Support for platforms and consortiumsSupport to CSO coordination mechanisms (consortiums and platforms, as well as coordination meetings, of all kinds) has become one of the favorite activities of donors trying to make sense of a sector that is extremely diverse and at times difficult to grasp. Network building, list compiling, and database development are also attempts by the donor community to add coherence to this arena and to facilitate exchange.9 However, donor support for umbrella structures, coalitions, and inter-network cooperation is often insufficient. It is important to note, however, that such mechanisms may actually weaken the diversity of civil society and absorb so much of the time of CSOs leadership that it no longer has sufficient time to do its own work.10

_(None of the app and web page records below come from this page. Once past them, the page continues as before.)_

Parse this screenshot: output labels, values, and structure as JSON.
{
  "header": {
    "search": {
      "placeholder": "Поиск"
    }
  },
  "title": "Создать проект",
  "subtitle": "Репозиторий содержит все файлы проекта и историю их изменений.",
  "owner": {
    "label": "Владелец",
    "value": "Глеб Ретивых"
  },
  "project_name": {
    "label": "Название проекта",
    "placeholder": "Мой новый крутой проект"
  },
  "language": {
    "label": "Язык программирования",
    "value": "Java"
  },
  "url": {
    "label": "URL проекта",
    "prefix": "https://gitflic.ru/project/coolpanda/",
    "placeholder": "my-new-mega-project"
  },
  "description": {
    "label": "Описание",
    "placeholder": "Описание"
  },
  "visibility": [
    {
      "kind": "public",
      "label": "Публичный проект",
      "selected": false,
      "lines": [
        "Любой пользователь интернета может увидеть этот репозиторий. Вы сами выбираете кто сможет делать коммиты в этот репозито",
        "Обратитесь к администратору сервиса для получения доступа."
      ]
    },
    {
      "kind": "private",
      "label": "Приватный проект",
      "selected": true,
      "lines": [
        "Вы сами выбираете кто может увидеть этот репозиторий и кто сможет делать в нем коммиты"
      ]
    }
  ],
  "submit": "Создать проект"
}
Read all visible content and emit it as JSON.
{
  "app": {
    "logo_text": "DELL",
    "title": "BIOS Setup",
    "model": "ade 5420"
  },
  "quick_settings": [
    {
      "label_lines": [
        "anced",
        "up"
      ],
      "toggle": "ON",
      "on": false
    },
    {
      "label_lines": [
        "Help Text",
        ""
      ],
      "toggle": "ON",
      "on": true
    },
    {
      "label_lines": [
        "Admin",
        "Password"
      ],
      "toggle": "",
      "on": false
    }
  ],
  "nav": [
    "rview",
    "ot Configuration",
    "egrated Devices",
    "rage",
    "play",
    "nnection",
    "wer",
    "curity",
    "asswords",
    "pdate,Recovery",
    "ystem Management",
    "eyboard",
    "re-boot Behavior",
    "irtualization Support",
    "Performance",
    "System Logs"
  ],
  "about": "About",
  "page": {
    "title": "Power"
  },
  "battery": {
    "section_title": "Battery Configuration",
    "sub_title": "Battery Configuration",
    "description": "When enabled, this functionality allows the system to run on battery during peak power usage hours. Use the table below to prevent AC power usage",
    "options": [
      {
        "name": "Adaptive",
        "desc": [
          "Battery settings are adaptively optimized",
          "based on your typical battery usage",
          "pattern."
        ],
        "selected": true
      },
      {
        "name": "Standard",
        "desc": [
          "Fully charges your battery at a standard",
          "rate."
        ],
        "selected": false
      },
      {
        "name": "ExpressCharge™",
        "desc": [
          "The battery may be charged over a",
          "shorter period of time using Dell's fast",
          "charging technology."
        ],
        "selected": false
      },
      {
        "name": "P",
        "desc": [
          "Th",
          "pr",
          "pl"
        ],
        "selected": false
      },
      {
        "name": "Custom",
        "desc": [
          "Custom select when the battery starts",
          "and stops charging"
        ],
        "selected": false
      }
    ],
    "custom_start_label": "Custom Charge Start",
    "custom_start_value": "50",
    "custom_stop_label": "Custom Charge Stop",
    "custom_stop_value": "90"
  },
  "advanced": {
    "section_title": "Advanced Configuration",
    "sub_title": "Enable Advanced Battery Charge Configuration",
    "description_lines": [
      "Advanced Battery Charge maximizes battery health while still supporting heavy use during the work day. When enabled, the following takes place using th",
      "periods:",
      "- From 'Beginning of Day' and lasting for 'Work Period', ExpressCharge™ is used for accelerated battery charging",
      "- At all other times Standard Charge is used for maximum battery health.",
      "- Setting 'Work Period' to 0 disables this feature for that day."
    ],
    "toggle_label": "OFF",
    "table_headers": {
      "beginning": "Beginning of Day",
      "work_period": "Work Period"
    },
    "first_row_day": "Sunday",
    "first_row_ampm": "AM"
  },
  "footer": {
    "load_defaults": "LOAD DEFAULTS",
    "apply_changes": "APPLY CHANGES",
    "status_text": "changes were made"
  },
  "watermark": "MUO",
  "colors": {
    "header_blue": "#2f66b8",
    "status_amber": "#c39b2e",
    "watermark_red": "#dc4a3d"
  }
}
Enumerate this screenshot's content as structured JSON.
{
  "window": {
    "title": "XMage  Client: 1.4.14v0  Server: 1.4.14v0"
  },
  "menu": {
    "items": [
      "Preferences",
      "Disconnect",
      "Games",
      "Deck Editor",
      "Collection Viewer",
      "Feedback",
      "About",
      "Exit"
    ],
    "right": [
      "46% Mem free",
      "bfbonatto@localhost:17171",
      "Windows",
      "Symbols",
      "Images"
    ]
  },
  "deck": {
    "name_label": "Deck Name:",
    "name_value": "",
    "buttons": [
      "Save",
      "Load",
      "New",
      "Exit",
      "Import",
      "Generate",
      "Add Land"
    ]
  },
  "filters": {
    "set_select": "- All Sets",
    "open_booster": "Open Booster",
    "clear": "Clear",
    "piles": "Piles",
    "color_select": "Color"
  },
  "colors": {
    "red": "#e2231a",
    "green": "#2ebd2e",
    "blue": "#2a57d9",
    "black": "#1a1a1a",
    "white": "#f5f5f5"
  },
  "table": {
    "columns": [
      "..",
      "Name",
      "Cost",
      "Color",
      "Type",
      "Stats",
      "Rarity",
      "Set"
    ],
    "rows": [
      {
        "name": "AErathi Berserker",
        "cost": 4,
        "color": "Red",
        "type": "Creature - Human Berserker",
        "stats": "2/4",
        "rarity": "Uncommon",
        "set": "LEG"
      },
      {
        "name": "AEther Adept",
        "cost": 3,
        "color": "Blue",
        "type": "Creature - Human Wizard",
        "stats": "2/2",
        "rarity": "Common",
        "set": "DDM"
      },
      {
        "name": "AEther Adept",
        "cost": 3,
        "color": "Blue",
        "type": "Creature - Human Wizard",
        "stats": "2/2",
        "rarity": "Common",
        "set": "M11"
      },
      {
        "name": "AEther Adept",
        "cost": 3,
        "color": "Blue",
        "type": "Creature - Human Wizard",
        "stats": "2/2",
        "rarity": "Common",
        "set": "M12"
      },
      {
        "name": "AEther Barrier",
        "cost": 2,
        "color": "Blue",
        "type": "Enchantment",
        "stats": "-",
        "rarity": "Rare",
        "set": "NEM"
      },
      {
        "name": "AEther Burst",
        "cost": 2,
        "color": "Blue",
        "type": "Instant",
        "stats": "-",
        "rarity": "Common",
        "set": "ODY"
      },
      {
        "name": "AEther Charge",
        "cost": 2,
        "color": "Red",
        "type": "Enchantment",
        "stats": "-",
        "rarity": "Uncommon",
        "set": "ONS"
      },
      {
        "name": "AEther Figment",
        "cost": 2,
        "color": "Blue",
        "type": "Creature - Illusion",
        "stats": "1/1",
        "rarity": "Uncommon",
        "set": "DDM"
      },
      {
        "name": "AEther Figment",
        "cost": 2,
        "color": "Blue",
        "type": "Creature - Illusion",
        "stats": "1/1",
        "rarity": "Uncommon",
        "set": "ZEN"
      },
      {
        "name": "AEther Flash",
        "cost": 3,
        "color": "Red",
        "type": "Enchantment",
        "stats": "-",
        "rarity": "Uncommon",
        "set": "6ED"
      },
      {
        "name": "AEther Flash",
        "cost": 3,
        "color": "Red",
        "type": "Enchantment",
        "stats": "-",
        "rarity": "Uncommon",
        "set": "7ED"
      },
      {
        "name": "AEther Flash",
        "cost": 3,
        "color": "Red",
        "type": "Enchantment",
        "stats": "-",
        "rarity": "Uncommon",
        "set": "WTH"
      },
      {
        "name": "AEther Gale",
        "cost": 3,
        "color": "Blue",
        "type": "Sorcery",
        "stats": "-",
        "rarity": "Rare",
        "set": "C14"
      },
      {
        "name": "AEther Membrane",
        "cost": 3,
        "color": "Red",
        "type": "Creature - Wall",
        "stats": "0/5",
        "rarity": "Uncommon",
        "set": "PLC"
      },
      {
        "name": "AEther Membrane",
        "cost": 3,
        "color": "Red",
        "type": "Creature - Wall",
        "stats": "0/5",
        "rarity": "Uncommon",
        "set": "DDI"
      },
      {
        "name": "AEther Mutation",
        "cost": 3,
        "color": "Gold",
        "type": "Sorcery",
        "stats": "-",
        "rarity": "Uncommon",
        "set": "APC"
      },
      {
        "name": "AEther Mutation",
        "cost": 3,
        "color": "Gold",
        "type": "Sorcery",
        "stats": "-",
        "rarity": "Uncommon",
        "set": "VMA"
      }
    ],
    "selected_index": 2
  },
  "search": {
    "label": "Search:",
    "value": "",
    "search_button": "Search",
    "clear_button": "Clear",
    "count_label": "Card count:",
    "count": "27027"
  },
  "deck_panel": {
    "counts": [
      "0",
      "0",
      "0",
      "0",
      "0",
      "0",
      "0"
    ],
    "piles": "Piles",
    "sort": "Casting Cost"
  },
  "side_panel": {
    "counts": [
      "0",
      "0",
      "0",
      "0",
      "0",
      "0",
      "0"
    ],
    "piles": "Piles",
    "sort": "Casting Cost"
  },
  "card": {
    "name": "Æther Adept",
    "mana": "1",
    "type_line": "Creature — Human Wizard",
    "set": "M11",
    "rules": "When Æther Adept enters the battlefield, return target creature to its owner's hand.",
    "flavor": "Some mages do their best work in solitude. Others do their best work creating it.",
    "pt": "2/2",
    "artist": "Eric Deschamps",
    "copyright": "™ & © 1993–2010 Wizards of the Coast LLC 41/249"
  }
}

Support for the inclusion of civil society in international forumsInternational networking is an important dimension of support for local CSOs. Thousands of CSOs regularly participate in international conferences organized by the UN system or others. Some CSOs speak at special sessions and committees of the UN General Assembly, address Security Council members on various occasions, are involved in preparatory committees, and serve on the governing boards of some programs and initiatives.11 Engagement with civil society is now a major aspect of most international organizations', agencies', and donors' affairs. Southern CSOs remain underrepresented in international forums, including when their own country is under scrutiny. Therefore, travel grants for representatives have become an important component of support for CSOs in post-conflict contexts.
1. Fitzduff, Civil Society and Peacebuilding, 13.
2. Ian Bannon, The Role of the World Bank in Conflict and Development: An Evolving Agenda (Washington, DC: World Bank, 2004).
3. CTWG, "Building Peace from the Ground Up," 7.
4. Fitzduff, Civil Society and Peacebuilding, 4.
5. For a view of how some key international agencies view that capacity-building exercise, see, United Nations Department of Economic and Social Affairs (UN-DESA), Issues Paper for the Session on Partnerships and Civil Society: Roles and Capabilities in Conflict Prevention and Peace building (New York: United Nations, 2004); United Nations High Commissioner for Refugees (UNHCR), A Practical Guide to Capacity-Building (Geneva: United Nations, 1999); Organisation for Economic Co-operation and Development (OECD) Development Assistance Committee (DAC), Issues Brief on Civil Society and Conflict (Paris: OECD DAC, 2005).
6. Harpviken and Kjellman, Beyond Blueprints, 14.
7. See, for instance, UNHCR, A Practical Guide, 37. See also, United Nations Secretary-General (UNSG), UN System and Civil Society: An Inventory and Analysis of Practices (New York: United Nations, May 2003).
8. CTWG, "Building Peace," 6.
9. UN-DESA, Issues Paper.
10. Pouligny, "Civil Society and Post-Conflict Peacebuilding," 499-500.
11. See, for instance, UNSG, UN System and Civil Society; World Bank Social Development Department, Civil Society and Peacebuilding.